(PROVIDED INFORMATION begins)

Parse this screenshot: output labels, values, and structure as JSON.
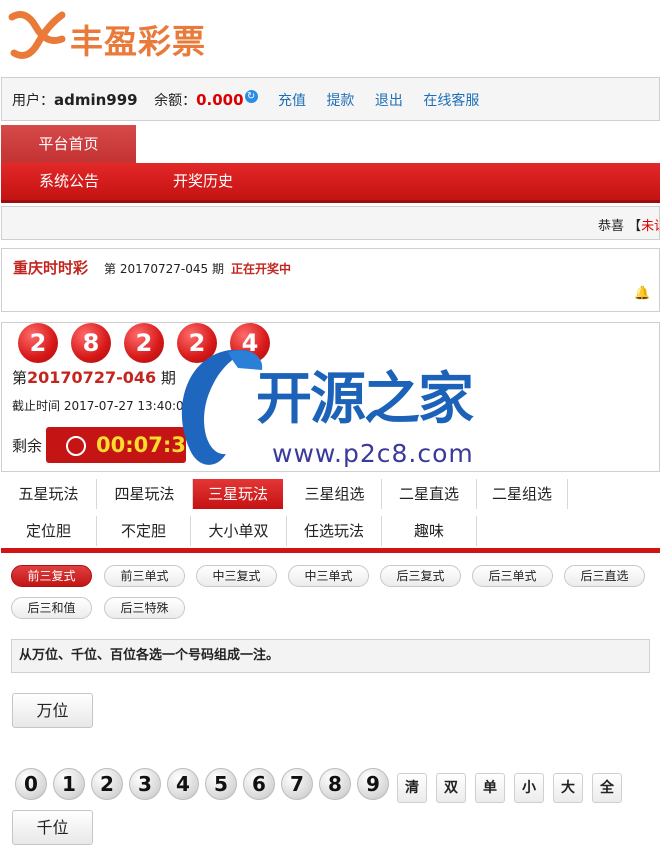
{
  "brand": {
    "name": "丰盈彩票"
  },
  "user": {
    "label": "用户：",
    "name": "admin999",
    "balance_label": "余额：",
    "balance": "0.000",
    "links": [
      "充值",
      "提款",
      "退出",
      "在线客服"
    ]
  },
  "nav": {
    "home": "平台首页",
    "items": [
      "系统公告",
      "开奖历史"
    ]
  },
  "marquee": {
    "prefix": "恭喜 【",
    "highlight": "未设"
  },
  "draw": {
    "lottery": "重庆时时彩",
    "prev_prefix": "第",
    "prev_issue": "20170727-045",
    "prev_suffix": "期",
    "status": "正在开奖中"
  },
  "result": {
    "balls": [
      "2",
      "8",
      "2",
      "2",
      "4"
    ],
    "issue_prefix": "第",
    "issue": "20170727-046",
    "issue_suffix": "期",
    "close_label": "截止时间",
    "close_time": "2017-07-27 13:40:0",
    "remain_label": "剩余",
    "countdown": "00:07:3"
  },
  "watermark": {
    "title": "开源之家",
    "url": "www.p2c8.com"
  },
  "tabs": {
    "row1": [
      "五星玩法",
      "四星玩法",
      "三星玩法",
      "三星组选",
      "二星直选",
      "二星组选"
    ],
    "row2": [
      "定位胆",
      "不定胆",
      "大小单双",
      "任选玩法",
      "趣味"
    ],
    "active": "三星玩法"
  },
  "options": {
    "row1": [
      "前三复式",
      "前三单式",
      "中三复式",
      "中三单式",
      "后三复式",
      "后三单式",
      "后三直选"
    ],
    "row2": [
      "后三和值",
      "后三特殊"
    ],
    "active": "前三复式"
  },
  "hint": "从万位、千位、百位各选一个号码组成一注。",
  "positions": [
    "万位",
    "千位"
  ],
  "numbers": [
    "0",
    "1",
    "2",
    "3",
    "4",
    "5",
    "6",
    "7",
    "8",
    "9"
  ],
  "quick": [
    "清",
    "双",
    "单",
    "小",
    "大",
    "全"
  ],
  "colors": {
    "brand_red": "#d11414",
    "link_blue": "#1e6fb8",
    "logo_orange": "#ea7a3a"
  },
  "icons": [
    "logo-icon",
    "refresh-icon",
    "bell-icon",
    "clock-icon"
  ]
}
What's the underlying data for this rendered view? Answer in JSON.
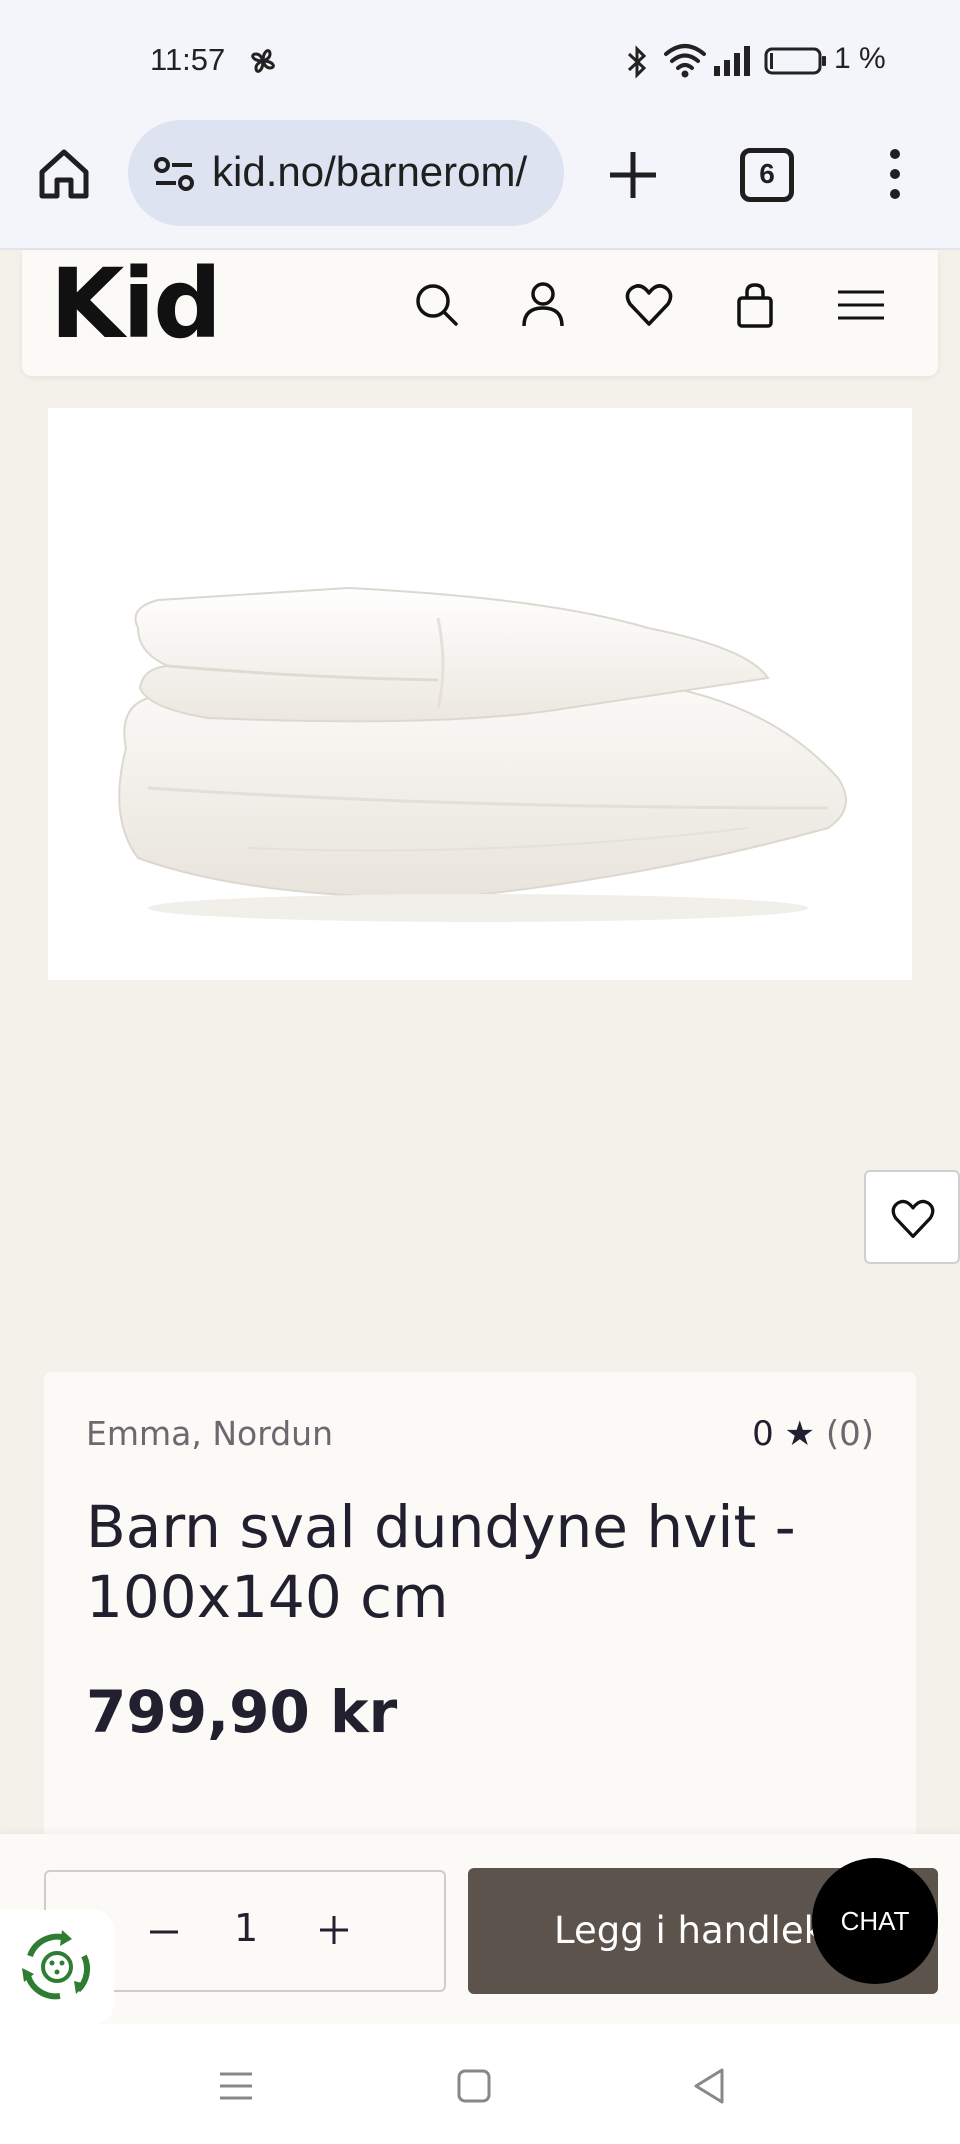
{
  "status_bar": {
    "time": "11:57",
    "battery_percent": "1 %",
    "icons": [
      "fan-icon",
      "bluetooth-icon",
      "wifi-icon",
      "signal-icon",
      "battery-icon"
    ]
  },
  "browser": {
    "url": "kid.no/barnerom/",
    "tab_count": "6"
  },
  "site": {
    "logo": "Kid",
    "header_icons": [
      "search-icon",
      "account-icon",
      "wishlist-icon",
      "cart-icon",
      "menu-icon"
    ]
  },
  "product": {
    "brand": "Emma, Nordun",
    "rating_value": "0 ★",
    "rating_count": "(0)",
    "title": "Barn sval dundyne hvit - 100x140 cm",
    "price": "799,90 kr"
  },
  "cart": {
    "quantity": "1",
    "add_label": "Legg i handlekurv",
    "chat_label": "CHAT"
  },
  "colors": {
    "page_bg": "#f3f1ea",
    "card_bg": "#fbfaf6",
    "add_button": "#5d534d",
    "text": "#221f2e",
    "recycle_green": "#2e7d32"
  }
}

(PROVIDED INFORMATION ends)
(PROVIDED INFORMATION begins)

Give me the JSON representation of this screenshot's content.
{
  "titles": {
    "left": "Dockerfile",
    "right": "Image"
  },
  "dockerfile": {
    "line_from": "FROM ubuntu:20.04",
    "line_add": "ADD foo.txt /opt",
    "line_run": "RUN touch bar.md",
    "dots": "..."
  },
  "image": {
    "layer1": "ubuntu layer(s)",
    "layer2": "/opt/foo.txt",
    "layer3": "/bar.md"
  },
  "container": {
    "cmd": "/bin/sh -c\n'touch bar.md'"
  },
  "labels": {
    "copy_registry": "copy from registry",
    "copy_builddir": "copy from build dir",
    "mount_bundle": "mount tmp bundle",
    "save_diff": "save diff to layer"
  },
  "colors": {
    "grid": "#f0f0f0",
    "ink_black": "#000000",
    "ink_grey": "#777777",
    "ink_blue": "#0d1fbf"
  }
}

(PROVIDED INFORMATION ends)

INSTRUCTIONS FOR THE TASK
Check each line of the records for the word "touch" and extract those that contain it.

TASK RESPONSE
    "line_run": "RUN touch bar.md",
    "cmd": "/bin/sh -c\n'touch bar.md'"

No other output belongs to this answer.